The answer to this question really depends on many other factors. The question is not a simple one, since if you're interested in the business/finance side of the world and have an MBA with some real-world work experience, then you may be fine without doing a residency. In fact, many very successful people have gone that direction.
However, if you don't have an MBA and you don't have any real-world work experience, then it may be more difficult (but certainly not impossible) to find some really promising careers that align with your goals and interests. This will largely depend on your geography (and your ability to relocate), your flexibility with work hours, and your willingness to learn new things and to explore your talents and capabilities. If you really feel lost, then a mentor or career coach/counselor may be invaluable.
Ask yourself a few things:
- Are you absolutely certain that you don't enjoy clinical medicine? It may be much more difficult (practically impossible) to go back to a residency later in your life if you simply graduate and enter the working world. Have you explored Preventive Medicine/Public Health? Have you considered part-time clinical work? To get to some of the best non-clinical career opportunities, you may need to start in a clinical career, get some experience, and then transition out of clinical medicine.
- How important is salary? I realize that people don't like to talk about salary, but it's very practical if you have student loans, a family, etc. If you have another source of income or if you're married and your spouse makes plenty for both, then you're in a totally different category when you're looking for work. This is why some people love part-time or even freelance jobs where they can work from home. I hate to also mention that some couples end up getting separated and then one person finds him or herself in dire need for work (but I hope that never happens to you).
- What do you really enjoy? Some love/hate business. Some love/hate writing. At the end of the day, your work/life balance may be the most important thing to you. After all, if you have the opportunity to pursue a clinical career, the main reason driving you away from that must be because you don't enjoy that type of work.

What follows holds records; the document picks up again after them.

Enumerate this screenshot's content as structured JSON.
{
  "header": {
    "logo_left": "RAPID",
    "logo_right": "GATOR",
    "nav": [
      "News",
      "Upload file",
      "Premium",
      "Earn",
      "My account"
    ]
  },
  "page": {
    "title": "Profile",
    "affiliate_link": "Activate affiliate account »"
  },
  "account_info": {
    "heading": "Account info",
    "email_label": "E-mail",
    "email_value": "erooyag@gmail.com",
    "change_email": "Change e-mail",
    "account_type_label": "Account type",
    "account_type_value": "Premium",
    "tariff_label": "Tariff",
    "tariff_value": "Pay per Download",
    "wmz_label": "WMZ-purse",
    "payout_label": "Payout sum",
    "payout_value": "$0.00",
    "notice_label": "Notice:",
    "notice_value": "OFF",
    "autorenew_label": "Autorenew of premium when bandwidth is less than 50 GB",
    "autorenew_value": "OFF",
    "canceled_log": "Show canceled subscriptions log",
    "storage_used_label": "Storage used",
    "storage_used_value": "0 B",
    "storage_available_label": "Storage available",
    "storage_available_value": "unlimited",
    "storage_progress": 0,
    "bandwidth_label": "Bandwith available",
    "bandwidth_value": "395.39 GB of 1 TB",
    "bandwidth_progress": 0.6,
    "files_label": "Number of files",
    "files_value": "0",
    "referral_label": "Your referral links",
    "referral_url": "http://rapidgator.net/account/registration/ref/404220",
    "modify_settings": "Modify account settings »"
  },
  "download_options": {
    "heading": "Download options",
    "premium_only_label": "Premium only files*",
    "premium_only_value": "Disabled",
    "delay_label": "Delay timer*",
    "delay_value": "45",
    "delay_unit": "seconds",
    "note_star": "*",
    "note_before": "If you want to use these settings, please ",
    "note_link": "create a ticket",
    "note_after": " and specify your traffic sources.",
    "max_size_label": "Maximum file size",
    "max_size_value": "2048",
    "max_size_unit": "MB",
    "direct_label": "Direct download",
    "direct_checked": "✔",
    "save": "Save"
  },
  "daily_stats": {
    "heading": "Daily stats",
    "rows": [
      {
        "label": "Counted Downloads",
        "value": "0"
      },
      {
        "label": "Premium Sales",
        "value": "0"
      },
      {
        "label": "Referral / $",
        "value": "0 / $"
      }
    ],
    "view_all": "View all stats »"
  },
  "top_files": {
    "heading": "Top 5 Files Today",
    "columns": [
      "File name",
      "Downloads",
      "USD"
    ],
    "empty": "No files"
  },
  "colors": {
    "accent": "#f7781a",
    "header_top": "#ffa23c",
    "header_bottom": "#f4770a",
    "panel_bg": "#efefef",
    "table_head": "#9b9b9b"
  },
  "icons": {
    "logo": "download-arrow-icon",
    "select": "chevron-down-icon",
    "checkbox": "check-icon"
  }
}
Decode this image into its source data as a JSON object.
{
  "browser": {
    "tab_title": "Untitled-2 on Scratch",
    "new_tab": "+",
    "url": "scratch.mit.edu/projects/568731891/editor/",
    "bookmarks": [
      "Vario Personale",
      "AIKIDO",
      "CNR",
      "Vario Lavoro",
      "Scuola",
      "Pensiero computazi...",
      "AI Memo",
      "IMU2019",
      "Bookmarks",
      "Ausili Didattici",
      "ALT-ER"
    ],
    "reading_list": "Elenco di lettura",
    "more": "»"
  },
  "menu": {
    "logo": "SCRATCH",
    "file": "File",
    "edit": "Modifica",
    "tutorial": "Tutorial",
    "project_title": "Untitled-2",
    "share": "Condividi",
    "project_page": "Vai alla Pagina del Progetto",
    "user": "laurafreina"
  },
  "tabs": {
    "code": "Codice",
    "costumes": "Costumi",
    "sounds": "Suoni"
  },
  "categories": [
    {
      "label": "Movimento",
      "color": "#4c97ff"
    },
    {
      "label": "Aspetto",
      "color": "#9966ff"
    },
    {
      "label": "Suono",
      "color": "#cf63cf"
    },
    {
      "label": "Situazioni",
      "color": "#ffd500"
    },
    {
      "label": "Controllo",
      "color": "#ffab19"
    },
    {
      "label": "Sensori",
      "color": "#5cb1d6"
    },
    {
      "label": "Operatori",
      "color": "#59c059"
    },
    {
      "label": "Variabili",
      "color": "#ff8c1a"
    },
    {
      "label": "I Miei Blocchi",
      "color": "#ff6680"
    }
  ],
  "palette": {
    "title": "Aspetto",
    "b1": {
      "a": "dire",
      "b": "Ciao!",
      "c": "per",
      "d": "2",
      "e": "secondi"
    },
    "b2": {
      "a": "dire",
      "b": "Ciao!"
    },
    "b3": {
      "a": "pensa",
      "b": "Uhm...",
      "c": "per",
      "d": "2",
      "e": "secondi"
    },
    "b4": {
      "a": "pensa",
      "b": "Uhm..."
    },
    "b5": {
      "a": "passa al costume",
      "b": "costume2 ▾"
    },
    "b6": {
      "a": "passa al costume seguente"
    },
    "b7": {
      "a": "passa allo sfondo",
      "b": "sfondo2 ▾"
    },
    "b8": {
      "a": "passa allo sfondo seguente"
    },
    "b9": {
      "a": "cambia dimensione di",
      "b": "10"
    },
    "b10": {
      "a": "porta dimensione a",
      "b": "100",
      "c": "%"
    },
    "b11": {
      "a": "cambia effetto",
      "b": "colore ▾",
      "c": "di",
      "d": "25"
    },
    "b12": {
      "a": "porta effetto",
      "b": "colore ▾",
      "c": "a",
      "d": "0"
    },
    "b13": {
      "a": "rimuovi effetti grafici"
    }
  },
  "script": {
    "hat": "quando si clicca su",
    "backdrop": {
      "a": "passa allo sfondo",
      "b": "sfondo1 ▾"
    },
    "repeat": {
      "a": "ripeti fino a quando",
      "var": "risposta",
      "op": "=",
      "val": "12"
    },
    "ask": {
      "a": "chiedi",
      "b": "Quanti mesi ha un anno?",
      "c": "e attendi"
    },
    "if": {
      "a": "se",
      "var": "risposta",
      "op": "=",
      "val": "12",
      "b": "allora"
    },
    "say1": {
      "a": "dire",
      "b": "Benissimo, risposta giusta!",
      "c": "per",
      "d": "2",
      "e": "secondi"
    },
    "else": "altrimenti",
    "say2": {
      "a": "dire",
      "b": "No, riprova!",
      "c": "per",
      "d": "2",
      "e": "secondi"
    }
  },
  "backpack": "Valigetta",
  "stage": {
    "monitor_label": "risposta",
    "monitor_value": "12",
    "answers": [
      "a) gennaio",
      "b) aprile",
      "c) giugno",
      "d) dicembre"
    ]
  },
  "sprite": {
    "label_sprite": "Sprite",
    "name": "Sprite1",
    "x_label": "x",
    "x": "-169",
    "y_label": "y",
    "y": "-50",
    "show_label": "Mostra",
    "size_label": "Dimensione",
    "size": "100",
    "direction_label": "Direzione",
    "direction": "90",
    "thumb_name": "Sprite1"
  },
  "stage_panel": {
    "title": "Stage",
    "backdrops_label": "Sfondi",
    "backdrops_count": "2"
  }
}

Medical communications (including continuing medical education, promotional education and marketing, etc.): medical writer, medical journalist, grant writer, new business development, medical strategy, CME director, and much more.
This is not meant to be a comprehensive list. Instead, this is meant to give you a glimpse of some alternative career possibilities. It's important to do your research and to learn about the possibilities that may be appropriate for you.
Make sure to read this article: Non-Clinical Medical Opportunities for Physicians and Other Clinicians
If you're interested in finding a mentor, then I hope you'll look here: Find a Non-Clinical Physician Career Coach who can mentor you through the process.